- Age 4
This article was written by Jack Liddall, 16, Edinburgh, United Kingdom
It can be quite difficult to take my mum seriously when she talks about not having the internet, a laptop, flat-screen television, mobile phones. She can remember the days when everyone put coins into slots at a phone booth, wrote letters to pen pals abroad, borrowed encyclopedias from the library to do a school project.
Nowadays, at the touch of a button, it is possible to contact a friend on the other side of the world, from Edinburgh to New York to Paris to Beijing. Anywhere is possible. With such power and the endless possibilities, it should come as no surprise that people, let alone the younger generation, are now more and more civically engaged.
According to the United Kingdom’s Office for National Statistics, nearly all households with children have an internet connection, many children have a mobile phone and a vast number of young people use social media. This can have enormous benefits. In the UK, we had a recent snap general election and this was an excellent example of young people’s digital civic engagement. Social media was a place to learn of the political happenings as well as voice your opinions. Internet means children and young people have crucial information at their fingertips.
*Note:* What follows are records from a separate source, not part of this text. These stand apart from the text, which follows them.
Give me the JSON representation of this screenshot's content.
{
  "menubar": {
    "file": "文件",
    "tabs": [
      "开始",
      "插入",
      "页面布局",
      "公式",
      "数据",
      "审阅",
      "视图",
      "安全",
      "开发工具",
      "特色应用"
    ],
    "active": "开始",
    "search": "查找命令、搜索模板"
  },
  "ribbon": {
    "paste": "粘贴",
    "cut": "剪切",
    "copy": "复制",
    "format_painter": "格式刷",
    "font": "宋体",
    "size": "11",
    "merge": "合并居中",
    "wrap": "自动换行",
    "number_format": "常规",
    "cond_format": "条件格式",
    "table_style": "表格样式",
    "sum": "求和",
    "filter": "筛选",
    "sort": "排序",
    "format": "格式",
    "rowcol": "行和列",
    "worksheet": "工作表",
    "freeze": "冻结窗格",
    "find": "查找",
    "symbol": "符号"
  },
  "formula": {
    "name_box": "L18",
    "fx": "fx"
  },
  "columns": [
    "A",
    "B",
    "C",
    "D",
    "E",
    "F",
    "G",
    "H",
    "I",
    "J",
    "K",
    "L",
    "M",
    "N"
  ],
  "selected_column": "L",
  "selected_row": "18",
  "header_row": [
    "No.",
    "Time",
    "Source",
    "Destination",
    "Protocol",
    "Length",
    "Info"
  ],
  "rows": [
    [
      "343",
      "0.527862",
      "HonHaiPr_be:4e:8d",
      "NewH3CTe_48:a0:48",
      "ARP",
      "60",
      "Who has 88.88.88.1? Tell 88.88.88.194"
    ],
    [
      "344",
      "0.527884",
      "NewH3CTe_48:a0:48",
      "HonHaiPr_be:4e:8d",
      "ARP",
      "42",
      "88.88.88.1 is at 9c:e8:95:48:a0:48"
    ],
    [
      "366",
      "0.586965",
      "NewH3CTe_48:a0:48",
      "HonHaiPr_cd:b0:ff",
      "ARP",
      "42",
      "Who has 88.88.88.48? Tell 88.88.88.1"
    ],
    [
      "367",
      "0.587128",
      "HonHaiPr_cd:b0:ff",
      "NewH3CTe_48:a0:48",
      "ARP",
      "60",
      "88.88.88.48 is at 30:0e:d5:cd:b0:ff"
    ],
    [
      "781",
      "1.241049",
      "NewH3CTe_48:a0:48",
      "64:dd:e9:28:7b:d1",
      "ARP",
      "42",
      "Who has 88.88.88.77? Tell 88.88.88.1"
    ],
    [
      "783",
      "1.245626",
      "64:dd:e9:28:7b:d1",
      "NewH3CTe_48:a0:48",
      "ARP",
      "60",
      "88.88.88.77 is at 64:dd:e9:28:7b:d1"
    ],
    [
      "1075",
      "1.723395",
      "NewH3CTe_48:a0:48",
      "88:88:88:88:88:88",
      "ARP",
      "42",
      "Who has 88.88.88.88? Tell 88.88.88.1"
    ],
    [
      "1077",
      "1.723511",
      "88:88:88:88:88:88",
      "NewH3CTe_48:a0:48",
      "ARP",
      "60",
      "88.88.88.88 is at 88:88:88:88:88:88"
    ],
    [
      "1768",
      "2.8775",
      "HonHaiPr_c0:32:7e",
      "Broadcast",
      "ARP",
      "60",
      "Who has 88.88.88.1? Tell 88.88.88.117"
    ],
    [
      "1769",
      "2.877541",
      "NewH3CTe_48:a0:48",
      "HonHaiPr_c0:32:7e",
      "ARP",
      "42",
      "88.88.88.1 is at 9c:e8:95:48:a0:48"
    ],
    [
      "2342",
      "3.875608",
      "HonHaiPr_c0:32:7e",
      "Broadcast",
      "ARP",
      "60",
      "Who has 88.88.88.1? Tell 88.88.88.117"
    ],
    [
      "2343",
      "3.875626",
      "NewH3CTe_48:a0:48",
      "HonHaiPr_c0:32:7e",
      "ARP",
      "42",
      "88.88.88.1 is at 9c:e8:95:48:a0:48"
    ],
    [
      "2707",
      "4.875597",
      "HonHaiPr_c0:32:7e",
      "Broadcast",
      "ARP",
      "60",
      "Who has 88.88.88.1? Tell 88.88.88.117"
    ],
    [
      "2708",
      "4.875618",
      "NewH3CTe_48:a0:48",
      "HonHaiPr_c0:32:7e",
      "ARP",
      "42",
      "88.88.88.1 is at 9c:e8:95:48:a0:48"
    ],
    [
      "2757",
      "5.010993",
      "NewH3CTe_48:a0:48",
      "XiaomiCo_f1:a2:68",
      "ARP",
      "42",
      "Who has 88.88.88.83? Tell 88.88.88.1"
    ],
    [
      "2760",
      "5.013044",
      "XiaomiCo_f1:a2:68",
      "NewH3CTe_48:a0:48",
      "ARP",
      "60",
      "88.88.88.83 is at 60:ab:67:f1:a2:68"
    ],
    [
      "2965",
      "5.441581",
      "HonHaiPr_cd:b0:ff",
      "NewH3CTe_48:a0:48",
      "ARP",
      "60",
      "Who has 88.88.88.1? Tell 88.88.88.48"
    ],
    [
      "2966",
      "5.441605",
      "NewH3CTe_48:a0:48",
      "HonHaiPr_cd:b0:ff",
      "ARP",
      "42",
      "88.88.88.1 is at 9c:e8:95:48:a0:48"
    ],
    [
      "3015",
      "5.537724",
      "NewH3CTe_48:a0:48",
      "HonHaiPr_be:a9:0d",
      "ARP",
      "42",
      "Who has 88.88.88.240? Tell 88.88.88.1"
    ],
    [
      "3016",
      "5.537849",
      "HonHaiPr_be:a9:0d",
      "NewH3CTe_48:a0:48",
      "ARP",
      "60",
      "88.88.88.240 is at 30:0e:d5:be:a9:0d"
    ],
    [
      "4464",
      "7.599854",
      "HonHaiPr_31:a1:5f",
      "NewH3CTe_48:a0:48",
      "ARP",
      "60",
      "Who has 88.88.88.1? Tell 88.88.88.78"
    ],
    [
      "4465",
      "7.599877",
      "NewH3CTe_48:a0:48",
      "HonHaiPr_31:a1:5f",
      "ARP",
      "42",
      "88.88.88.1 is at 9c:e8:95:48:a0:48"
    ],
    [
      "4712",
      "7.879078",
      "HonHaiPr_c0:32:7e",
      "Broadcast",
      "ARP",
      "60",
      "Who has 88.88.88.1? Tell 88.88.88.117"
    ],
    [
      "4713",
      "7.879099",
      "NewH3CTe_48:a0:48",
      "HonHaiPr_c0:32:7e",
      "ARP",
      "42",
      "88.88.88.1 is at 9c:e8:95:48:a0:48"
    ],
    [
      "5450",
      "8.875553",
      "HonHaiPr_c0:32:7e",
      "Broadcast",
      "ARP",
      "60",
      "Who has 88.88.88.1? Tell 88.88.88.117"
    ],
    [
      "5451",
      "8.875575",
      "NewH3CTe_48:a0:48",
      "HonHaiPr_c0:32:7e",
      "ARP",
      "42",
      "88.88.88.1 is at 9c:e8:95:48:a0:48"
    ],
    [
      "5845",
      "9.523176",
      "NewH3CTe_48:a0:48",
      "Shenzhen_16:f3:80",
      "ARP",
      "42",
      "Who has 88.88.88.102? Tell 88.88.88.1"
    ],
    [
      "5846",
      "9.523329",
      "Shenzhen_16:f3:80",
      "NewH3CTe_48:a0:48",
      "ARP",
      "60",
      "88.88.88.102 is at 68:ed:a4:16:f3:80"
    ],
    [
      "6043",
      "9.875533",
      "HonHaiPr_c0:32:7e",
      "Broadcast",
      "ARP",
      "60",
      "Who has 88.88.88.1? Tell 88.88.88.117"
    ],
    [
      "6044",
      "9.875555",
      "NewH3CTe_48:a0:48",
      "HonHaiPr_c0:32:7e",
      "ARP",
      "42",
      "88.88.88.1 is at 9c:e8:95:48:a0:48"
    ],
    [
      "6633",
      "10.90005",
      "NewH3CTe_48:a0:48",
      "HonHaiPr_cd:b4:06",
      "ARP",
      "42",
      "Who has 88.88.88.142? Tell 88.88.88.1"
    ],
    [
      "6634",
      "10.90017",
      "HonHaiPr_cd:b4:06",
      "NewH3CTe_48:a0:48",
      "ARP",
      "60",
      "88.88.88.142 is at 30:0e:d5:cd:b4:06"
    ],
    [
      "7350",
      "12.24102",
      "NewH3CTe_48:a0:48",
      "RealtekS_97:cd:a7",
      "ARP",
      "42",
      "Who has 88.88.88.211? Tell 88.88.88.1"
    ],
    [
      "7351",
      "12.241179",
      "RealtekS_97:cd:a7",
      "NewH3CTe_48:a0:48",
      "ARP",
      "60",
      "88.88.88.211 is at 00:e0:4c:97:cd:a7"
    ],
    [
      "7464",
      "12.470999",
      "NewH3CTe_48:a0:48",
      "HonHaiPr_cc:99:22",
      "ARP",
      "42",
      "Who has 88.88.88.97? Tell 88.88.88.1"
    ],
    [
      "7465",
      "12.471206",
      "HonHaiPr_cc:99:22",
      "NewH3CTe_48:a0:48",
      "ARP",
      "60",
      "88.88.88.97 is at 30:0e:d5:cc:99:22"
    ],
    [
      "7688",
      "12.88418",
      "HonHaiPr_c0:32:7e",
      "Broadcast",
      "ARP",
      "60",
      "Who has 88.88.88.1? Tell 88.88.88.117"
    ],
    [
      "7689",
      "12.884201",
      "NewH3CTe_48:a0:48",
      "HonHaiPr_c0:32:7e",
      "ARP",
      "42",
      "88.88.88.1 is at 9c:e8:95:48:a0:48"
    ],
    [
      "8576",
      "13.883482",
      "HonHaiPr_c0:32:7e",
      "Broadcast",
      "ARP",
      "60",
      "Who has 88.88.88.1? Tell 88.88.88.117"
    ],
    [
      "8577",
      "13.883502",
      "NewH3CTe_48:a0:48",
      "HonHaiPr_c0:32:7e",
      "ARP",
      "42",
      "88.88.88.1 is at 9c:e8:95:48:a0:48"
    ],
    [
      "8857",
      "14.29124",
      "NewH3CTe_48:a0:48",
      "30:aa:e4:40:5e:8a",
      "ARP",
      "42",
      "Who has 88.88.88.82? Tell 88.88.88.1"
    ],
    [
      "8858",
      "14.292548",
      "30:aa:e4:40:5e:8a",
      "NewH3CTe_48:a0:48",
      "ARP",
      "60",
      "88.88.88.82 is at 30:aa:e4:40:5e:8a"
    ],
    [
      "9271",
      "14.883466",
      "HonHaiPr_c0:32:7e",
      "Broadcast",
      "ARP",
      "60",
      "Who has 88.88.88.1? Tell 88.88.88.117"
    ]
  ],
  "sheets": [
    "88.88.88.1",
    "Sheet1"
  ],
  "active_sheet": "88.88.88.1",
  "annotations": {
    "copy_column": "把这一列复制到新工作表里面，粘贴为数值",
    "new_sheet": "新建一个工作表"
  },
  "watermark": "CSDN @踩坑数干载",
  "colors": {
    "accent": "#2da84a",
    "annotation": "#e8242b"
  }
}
Of course, alongside the advantages of new digital innovations come the dangers. According to an Opinium poll, more than half of 8- to 16-year-olds say they used Facebook under the age of 13. Cyberbullying has become an issue of vital importance, leaving a virtually irremovable mark on the lives of victims. Unrestricted access to the vast swathes of information can be harmful, rather than beneficial to children and young people in grasping a better understanding of their identity and what citizenship means.
Yet in my home city of Edinburgh, Scotland, it is certainly not difficult to see the impact of digital awareness on civic engagement, be it with political, social or religious issues. Thanks to the power of the internet, social media sites and new methods of communication, we have seen a generation’s attention captured and passions sparked: a generation of Snapchat, emojis and memes alongside record lows of youth apathy, impassioned blog posts, petition signing and YouTube tutorials. The possibilities do indeed seem endless.